So, in three months, there should be no surprises about whether or not I’ve lost 15 pounds.

The danger in monitoring traditional metrics alone

In the same way, many businesses use traditional metrics like performance against revenue targets to determine if their business is successful. Every day, they get on the “scale” and see how their business is performing against its revenue goals. However, there are other metrics they should be monitoring so they know how they’ll perform against their revenue targets and can put action plans in place to course correct if it seems that revenue goals may be mixed. I share more about what those metrics are in my blog: The three types of financial indicators your business should be monitoring.

What if business leaders were to peel back the onion a bit and evaluate the areas of the business that lead to revenue gains, or cost control, or free cash flow? If they could establish metrics to tell them how those layers of the onion are performing, then they could almost predict performance metrics like cash flow and revenue gains. They’ll find that traditional company performance metrics:

  • Don’t allow them to be proactive and make necessary remediation to business performance so that financial results aren’t impacted.
  • Don’t allow them to be more precise in predicting cash flow and revenue so that there are no surprises later on.
  • Make it difficult for your teams to understand how their individual functions or departments contribute to overall company performance, ultimately meaning these teams don’t feel accountable for the end results.

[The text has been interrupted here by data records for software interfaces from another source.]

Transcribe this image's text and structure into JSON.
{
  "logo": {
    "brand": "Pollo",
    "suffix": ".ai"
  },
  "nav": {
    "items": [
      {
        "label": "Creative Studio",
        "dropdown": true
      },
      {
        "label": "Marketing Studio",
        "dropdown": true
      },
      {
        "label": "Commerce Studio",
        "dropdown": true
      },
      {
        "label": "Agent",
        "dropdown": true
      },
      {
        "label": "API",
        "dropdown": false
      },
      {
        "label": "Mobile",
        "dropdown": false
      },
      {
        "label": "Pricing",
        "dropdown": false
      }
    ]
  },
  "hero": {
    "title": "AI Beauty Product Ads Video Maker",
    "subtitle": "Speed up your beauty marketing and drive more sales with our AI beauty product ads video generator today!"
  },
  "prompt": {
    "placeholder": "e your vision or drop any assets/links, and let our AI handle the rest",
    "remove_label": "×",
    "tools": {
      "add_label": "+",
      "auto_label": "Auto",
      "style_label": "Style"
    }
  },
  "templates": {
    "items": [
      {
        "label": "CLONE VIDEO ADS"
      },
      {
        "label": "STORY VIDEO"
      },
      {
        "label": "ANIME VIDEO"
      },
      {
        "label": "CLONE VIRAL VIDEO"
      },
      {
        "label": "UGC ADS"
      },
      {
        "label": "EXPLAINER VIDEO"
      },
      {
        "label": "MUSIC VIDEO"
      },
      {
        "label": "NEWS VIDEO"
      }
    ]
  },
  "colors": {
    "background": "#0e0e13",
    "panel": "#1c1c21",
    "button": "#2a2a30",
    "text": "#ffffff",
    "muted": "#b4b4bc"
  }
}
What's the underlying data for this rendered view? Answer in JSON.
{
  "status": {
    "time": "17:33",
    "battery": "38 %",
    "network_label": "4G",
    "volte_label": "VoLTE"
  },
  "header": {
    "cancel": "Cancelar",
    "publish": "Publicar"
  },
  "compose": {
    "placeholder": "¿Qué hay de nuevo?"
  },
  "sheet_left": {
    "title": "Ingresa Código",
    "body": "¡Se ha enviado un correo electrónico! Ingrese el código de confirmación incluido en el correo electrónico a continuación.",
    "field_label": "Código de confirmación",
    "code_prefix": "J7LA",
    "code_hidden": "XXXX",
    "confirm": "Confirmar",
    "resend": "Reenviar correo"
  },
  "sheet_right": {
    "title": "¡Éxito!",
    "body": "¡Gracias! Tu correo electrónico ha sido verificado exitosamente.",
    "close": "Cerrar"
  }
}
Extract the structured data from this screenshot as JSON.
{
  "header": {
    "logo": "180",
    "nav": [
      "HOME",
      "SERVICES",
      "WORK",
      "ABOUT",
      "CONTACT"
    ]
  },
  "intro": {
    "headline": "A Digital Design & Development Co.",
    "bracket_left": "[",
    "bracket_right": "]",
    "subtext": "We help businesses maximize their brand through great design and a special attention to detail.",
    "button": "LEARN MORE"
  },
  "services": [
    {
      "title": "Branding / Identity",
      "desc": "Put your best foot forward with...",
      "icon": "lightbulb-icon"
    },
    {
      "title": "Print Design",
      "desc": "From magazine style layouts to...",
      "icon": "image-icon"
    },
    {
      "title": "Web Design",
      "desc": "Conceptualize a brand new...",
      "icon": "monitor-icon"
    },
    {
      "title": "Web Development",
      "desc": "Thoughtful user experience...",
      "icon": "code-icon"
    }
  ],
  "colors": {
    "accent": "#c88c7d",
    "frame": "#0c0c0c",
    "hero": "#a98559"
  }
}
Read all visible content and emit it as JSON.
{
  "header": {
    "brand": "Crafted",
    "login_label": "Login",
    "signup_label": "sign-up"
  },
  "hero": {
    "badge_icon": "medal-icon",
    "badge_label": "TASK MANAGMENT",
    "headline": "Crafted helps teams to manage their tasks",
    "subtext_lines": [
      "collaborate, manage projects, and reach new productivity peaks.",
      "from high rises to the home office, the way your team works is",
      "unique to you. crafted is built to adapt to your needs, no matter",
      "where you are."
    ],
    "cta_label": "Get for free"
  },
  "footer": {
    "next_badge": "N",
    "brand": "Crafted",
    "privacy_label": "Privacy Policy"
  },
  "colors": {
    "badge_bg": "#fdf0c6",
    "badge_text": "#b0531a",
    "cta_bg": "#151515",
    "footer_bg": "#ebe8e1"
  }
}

Indicative, proactive business metrics allow business leaders to evolve beyond traditional financial performance metrics, giving them insights into how the business will ultimately perform.